Task to carry out:
Please copy out every line in the entries that includes the word "arrow".

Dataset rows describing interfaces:
* * *

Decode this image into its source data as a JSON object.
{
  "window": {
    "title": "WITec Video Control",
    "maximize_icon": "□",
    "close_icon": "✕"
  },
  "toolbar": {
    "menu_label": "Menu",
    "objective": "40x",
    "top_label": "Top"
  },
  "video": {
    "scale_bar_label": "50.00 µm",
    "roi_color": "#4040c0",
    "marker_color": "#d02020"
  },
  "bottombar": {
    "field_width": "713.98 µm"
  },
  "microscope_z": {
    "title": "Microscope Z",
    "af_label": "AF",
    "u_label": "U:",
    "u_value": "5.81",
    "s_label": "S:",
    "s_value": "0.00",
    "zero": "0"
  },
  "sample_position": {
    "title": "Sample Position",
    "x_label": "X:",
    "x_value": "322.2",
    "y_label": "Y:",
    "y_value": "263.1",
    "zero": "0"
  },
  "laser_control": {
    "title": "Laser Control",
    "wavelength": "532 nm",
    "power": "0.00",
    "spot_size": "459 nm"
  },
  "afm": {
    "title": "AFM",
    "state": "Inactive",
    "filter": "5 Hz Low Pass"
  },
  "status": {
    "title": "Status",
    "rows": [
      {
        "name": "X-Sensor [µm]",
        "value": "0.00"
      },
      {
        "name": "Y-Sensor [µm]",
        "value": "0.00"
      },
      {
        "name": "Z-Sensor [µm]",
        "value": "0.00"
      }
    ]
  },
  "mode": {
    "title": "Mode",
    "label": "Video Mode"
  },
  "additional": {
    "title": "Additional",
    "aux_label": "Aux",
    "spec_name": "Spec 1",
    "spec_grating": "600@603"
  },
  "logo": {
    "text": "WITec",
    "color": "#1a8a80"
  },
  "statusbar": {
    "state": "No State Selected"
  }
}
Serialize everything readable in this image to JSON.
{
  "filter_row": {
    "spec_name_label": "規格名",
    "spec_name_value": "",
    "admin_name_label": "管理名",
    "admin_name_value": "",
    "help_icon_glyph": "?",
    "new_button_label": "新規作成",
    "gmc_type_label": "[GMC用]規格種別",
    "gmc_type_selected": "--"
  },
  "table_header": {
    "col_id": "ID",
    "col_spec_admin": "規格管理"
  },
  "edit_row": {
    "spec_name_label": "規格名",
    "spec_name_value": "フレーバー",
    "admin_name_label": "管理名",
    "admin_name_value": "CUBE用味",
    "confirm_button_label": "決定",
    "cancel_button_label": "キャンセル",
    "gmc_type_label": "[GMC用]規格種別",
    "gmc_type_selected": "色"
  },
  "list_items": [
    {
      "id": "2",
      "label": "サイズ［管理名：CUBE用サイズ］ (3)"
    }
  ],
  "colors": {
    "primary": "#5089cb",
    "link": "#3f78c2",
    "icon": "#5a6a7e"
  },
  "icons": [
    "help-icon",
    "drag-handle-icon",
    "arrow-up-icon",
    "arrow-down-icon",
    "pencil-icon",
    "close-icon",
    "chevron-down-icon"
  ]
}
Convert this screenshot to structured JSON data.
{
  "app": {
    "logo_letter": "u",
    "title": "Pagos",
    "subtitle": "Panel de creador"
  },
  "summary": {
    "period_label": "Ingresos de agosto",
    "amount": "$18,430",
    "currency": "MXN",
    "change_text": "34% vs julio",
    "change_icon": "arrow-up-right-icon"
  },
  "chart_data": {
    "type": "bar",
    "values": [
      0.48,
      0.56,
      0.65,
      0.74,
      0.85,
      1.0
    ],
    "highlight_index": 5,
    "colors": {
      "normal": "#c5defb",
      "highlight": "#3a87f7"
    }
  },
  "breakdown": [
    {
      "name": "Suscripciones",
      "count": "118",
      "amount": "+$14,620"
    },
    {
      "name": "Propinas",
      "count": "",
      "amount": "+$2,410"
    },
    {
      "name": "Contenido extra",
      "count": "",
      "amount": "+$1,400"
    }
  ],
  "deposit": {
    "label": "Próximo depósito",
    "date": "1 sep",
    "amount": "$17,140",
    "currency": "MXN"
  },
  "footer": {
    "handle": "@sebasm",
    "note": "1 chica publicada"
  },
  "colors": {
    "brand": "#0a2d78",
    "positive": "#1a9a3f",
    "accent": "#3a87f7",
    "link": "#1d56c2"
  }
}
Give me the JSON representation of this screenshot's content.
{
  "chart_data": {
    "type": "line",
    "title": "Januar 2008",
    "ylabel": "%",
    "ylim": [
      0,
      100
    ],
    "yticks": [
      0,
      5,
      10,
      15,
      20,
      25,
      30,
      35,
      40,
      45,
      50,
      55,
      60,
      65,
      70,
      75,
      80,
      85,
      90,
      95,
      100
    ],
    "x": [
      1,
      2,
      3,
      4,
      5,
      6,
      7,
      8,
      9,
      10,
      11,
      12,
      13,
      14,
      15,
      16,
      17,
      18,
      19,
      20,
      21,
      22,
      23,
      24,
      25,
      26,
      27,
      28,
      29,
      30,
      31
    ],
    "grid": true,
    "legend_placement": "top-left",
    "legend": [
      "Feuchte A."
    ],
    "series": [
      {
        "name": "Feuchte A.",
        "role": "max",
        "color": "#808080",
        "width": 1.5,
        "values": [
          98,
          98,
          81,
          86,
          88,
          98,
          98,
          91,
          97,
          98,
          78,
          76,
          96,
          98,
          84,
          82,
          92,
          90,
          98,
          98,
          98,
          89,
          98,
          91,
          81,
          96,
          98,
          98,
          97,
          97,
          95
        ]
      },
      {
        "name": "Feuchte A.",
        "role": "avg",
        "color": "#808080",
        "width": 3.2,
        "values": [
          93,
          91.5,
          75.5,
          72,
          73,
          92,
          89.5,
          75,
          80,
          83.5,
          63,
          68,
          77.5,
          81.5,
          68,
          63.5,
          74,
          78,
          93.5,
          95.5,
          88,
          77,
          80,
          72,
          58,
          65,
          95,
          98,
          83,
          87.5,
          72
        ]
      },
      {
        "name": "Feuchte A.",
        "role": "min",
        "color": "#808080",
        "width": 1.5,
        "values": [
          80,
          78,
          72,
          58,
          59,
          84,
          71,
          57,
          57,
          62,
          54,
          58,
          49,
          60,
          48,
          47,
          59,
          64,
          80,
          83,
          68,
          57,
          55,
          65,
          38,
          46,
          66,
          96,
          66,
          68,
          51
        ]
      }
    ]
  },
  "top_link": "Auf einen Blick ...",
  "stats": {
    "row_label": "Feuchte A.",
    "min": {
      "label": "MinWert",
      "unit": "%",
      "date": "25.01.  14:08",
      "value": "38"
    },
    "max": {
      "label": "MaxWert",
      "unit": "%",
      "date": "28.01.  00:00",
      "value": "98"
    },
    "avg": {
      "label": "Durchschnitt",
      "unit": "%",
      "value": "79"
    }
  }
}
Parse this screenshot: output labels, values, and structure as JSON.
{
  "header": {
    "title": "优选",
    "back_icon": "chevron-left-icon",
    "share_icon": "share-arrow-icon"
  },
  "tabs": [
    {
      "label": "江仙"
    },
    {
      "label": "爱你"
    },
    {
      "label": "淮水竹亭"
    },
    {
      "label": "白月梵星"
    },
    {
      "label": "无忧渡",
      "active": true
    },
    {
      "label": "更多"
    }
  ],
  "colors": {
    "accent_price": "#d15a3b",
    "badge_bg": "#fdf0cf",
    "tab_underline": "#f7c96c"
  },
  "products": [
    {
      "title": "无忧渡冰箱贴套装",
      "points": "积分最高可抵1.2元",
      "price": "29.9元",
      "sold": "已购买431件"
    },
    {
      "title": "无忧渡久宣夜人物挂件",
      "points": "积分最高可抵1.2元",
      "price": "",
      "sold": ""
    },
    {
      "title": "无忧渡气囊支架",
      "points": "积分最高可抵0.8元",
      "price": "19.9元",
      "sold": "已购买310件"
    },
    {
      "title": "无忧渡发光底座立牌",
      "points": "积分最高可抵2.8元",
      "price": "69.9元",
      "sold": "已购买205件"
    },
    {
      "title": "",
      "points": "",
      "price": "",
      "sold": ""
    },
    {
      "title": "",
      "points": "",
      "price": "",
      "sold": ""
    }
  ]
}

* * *

Task response:
    "arrow-up-icon",
    "arrow-down-icon",
    "change_icon": "arrow-up-right-icon"
    "share_icon": "share-arrow-icon"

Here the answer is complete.